Fishing in the Ancient World
The practice of fishing, whether for survival or fun, has existed since prehistoric times. In 1957, archeologists discovered a carved bone in Japan that depicted a man using a recognizable rod and fishing line to catch fish. The carving dates back to between 29,000 and 27,000 BCE!
Ancient Egyptians also fished for sport and recorded their activities. Papyrus scrolls and carvings on tomb walls depict people using hooks, harpoons, and even woven nets to catch various fish in the Nile River.
Records show fishing enthusiasts in ancient Macedonia using artificial lures, not unlike the ones that sport fishermen use to this day. Humans in nearby civilizations like Greece and Rome also fished for fun and created art of the sport through mosaics and vase paintings.
Here in America, Indigenous populations have been fishing for as long as they’ve lived near water. Petroglyphs and pictographs depict early Native Americans using spears and wooden hooks to catch fish.
Historic Sport Fishing Literature
In 1496, a woman named Prioress Dame Juliana Berners wrote what fishing historians agree is the first English-language book dedicated to fishing. The title of the book is Treatyse of Fysshynge With an Angle (Middle English for Treatise of Fishing With an Angle).
Within, she wrote, “[G]ood sports and honest games are the cause of a man’s happy old age and long life.” Centuries later, sport fishing enthusiasts agree that she was right!
In her book, Berners also emphasized fly fishing, as opposed to bait-and-hook, or “lure,” fishing. With the increased mass production of fishing flies, fishing for sport entered the mainstream. Several of the flies Berners described in her book are still in use today!
Many years later, in 1653, Izaak Walton published the first edition of The Compleat Angler, one of the most famous books ever written on sport fishing. To date, it is one of the most reprinted books in the English language, alongside famous works like the Bible and the collected plays of Shakespeare. Walton aimed to teach the sport of fishing in a scholarly manner to everyone who wanted to give it a try!
Advancements in Sport Fishing Technology
During the latter half of the Renaissance period, craftspeople in various disciplines worked to improve upon the fishing gear pioneered by ancient peoples. Advancements in metalworking produced stronger hooks. Artisans designed more durable and realistic lures. Avid sport fishing enthusiasts experimented with horsehair, gut, and other materials to create durable fishing lines.
In The Art of Angling, published in 1651, famous sport fisherman Thomas Barker penned the first written reference to the fishing reel.
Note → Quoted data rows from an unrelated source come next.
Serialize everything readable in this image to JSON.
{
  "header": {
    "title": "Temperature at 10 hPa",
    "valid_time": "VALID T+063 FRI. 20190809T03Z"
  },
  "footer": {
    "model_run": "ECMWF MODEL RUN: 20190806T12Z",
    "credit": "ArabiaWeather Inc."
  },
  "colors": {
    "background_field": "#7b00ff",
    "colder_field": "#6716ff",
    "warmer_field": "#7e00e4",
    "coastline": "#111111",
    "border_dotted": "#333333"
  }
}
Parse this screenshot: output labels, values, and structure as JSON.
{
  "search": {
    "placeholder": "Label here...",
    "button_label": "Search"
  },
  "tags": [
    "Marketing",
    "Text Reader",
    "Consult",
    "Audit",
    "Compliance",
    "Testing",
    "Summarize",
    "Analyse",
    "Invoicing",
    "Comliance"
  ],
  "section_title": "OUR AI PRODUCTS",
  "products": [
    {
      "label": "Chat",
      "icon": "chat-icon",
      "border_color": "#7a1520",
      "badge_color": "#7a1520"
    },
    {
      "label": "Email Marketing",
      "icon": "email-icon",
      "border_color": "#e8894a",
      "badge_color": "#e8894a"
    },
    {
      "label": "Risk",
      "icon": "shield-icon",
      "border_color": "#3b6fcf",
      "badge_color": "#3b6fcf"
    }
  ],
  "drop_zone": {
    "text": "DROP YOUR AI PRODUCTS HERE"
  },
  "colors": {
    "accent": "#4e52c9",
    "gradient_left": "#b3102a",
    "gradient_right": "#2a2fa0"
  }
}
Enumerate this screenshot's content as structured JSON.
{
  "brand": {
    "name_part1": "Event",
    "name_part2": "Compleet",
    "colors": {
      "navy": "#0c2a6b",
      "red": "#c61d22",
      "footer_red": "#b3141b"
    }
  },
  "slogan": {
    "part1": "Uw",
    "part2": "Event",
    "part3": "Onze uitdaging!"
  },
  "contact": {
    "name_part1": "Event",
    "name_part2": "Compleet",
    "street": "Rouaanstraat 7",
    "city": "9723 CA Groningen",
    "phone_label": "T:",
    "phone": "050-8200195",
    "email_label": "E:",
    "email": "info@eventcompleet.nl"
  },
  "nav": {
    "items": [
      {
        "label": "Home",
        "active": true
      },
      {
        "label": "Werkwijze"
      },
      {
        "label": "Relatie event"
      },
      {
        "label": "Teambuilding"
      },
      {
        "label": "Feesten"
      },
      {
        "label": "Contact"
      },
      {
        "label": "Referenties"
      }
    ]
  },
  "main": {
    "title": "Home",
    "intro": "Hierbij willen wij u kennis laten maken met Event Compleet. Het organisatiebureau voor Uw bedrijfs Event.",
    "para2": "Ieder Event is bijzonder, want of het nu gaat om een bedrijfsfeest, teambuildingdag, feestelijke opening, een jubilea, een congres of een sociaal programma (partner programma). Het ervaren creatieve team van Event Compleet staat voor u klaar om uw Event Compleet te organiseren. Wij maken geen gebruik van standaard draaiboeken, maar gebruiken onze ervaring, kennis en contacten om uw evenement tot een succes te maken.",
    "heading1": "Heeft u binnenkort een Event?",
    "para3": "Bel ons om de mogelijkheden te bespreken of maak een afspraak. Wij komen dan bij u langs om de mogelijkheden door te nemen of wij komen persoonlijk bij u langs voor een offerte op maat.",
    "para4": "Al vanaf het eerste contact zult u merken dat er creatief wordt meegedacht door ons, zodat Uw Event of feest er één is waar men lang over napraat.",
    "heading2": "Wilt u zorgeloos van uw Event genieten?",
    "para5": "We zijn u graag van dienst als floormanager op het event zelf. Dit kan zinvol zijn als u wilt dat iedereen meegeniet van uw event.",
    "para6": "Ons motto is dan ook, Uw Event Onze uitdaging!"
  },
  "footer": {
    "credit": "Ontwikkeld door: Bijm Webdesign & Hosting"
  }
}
Because fishing lines were now stronger and longer, fishermen needed a way to store their extra line.
By the end of the eighteenth century, fishing rods with attached reels were commonplace among sport fishing enthusiasts. In 1810, an American watchmaker named George Snyder used his skill and precision to devise a bait-casting reel now commonly known as the Kentucky Reel after Snyder’s home state.
The Industrial Revolution of the late nineteenth century lead to the mass production of rods, reels, hooks, and other fishing equipment. Mass production meant easy access and affordable prices for everyone who wanted to try their hand at fishing for sport.
To this day, sport fishing enthusiasts enjoy the results of centuries—millennia, even!—of advancement. Simple fishing equipment like rods, reels, and tackle is financially accessible to people of all different classes and cultures. When you bring your fishing gear to Idaho for a relaxing day of Hells Canyon fishing, you engage in a part of history.
Today’s sport fishing may not look exactly like the recreational fishing enjoyed by early Native American settlements or ancient Egyptians. However, there are more similarities than there are differences! Humans have fished for fun as well as for food ever since we figured out how to make tools.
Recreation is essential for human beings to thrive as well as to survive. Let this brief look at the history of sport fishing inspire you to engage in an ancient sport and attune yourself to the natural world around you.